WHAT YOU SHOULD DO> Count every line that includes the string "title" in the entries that follow. Nothing besides the number is needed.

+++++

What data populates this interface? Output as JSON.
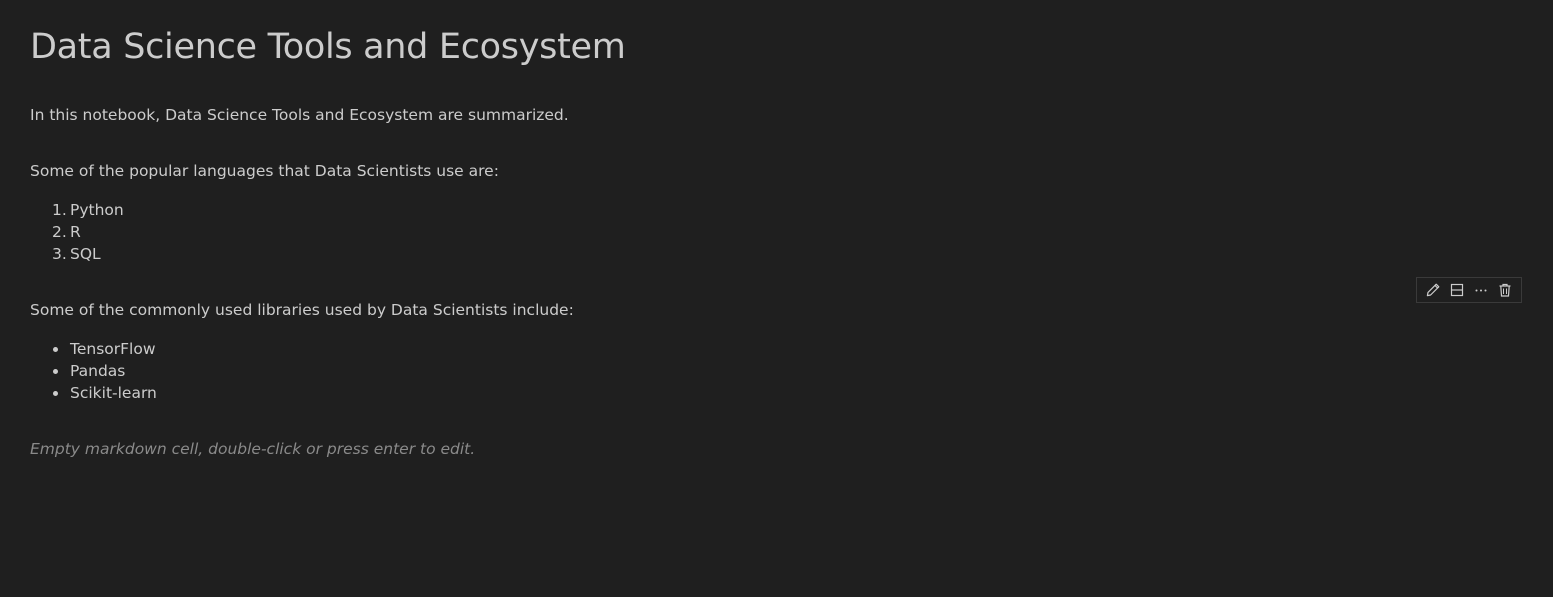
{
  "cell": {
    "title": "Data Science Tools and Ecosystem",
    "intro": "In this notebook, Data Science Tools and Ecosystem are summarized.",
    "languages_heading": "Some of the popular languages that Data Scientists use are:",
    "languages": [
      {
        "number": "1.",
        "label": "Python"
      },
      {
        "number": "2.",
        "label": "R"
      },
      {
        "number": "3.",
        "label": "SQL"
      }
    ],
    "libraries_heading": "Some of the commonly used libraries used by Data Scientists include:",
    "libraries": [
      "TensorFlow",
      "Pandas",
      "Scikit-learn"
    ]
  },
  "empty_cell": {
    "placeholder": "Empty markdown cell, double-click or press enter to edit."
  },
  "toolbar": {
    "icons": [
      "pencil-icon",
      "split-cell-icon",
      "more-icon",
      "trash-icon"
    ]
  },
  "colors": {
    "background": "#1f1f1f",
    "text": "#cccccc",
    "placeholder_text": "#8a8a8a",
    "toolbar_border": "#3a3a3a"
  }
}
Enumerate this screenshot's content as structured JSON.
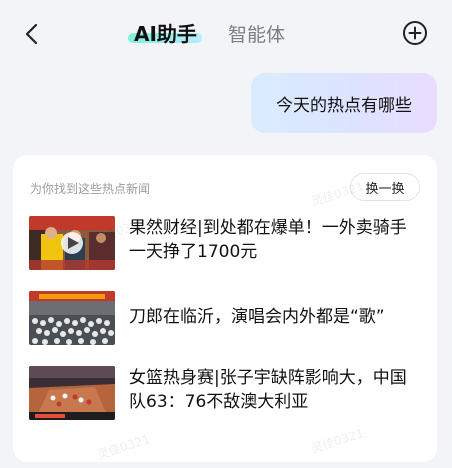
{
  "header": {
    "back_icon": "chevron-left-icon",
    "tabs": [
      {
        "label": "AI助手",
        "active": true
      },
      {
        "label": "智能体",
        "active": false
      }
    ],
    "add_icon": "plus-circle-icon",
    "accent_gradient": [
      "#7ff0d8",
      "#b8ecff"
    ]
  },
  "chat": {
    "user_message": "今天的热点有哪些"
  },
  "news_card": {
    "hint": "为你找到这些热点新闻",
    "refresh_label": "换一换",
    "items": [
      {
        "title": "果然财经|到处都在爆单！一外卖骑手一天挣了1700元",
        "thumb_icon": "video-thumbnail-crowd"
      },
      {
        "title": "刀郎在临沂，演唱会内外都是“歌”",
        "thumb_icon": "concert-thumbnail"
      },
      {
        "title": "女篮热身赛|张子宇缺阵影响大，中国队63：76不敌澳大利亚",
        "thumb_icon": "basketball-thumbnail"
      }
    ]
  },
  "watermark": "灵佳0321"
}
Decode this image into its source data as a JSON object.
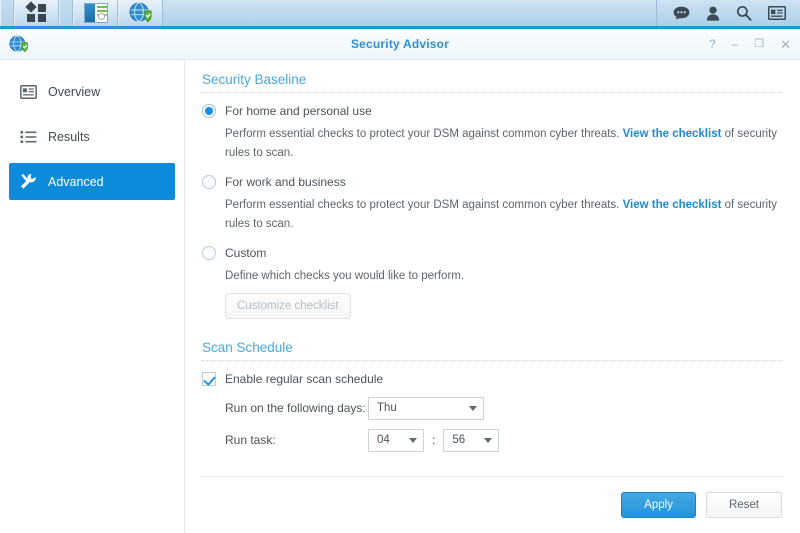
{
  "taskbar": {
    "items": [
      {
        "name": "main-menu",
        "icon": "grid-icon"
      },
      {
        "name": "file-station-window",
        "icon": "document-window-icon"
      },
      {
        "name": "security-advisor-window",
        "icon": "security-advisor-icon"
      }
    ],
    "tray": [
      {
        "name": "notifications",
        "icon": "chat-bubble-icon"
      },
      {
        "name": "user-options",
        "icon": "person-icon"
      },
      {
        "name": "search",
        "icon": "search-icon"
      },
      {
        "name": "widgets",
        "icon": "widget-card-icon"
      }
    ]
  },
  "window": {
    "title": "Security Advisor",
    "app_icon": "security-advisor-icon",
    "controls": {
      "help": "?",
      "minimize": "–",
      "maximize": "❐",
      "close": "✕"
    }
  },
  "sidebar": {
    "items": [
      {
        "label": "Overview",
        "icon": "overview-card-icon",
        "selected": false
      },
      {
        "label": "Results",
        "icon": "results-list-icon",
        "selected": false
      },
      {
        "label": "Advanced",
        "icon": "advanced-tools-icon",
        "selected": true
      }
    ]
  },
  "security_baseline": {
    "heading": "Security Baseline",
    "options": [
      {
        "label": "For home and personal use",
        "selected": true,
        "desc_before": "Perform essential checks to protect your DSM against common cyber threats. ",
        "desc_link": "View the checklist",
        "desc_after": " of security rules to scan."
      },
      {
        "label": "For work and business",
        "selected": false,
        "desc_before": "Perform essential checks to protect your DSM against common cyber threats. ",
        "desc_link": "View the checklist",
        "desc_after": " of security rules to scan."
      },
      {
        "label": "Custom",
        "selected": false,
        "desc_before": "Define which checks you would like to perform.",
        "desc_link": "",
        "desc_after": ""
      }
    ],
    "customize_button": "Customize checklist"
  },
  "scan_schedule": {
    "heading": "Scan Schedule",
    "enable_label": "Enable regular scan schedule",
    "enable_checked": true,
    "days_label": "Run on the following days:",
    "days_value": "Thu",
    "task_label": "Run task:",
    "hour_value": "04",
    "minute_value": "56",
    "time_separator": ":"
  },
  "footer": {
    "apply_label": "Apply",
    "reset_label": "Reset"
  },
  "colors": {
    "accent": "#0d8bdb",
    "heading": "#4aa8e0",
    "link": "#1c8ad6",
    "taskbar_border": "#2196dc"
  }
}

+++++

TASK OUTPUT> 5